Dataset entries
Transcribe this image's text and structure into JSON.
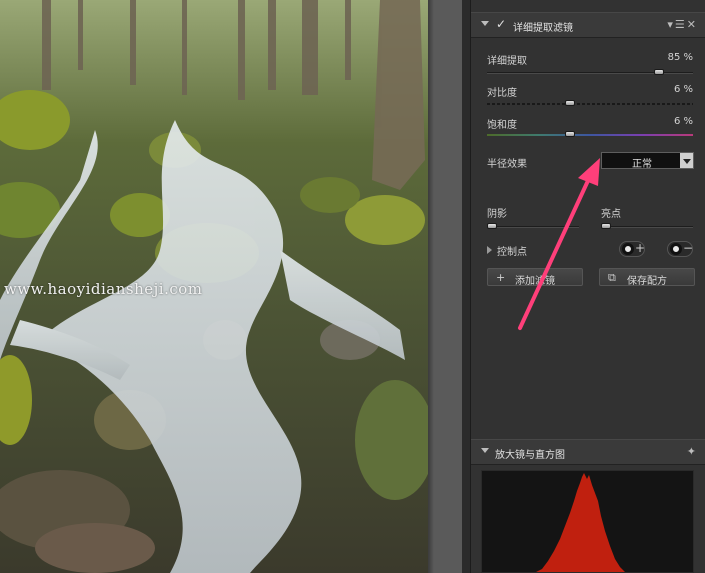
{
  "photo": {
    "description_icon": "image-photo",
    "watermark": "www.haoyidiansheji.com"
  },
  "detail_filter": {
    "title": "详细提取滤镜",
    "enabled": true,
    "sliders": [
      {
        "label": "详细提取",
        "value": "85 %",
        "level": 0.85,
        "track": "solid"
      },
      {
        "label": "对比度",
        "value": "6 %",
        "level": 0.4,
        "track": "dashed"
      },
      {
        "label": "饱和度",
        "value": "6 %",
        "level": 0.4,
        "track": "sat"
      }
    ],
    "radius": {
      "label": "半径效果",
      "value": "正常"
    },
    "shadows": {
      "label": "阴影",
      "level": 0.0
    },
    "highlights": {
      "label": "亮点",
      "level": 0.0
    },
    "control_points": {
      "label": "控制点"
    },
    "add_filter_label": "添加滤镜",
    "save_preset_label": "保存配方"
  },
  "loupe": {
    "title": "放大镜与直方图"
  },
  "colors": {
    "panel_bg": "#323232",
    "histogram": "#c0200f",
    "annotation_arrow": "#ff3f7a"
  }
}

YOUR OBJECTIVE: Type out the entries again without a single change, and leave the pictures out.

PROBLEM SOLUTION:
Transcribe this image's text and structure into JSON.
{
  "photo": {
    "description_icon": "image-photo",
    "watermark": "www.haoyidiansheji.com"
  },
  "detail_filter": {
    "title": "详细提取滤镜",
    "enabled": true,
    "sliders": [
      {
        "label": "详细提取",
        "value": "85 %",
        "level": 0.85,
        "track": "solid"
      },
      {
        "label": "对比度",
        "value": "6 %",
        "level": 0.4,
        "track": "dashed"
      },
      {
        "label": "饱和度",
        "value": "6 %",
        "level": 0.4,
        "track": "sat"
      }
    ],
    "radius": {
      "label": "半径效果",
      "value": "正常"
    },
    "shadows": {
      "label": "阴影",
      "level": 0.0
    },
    "highlights": {
      "label": "亮点",
      "level": 0.0
    },
    "control_points": {
      "label": "控制点"
    },
    "add_filter_label": "添加滤镜",
    "save_preset_label": "保存配方"
  },
  "loupe": {
    "title": "放大镜与直方图"
  },
  "colors": {
    "panel_bg": "#323232",
    "histogram": "#c0200f",
    "annotation_arrow": "#ff3f7a"
  }
}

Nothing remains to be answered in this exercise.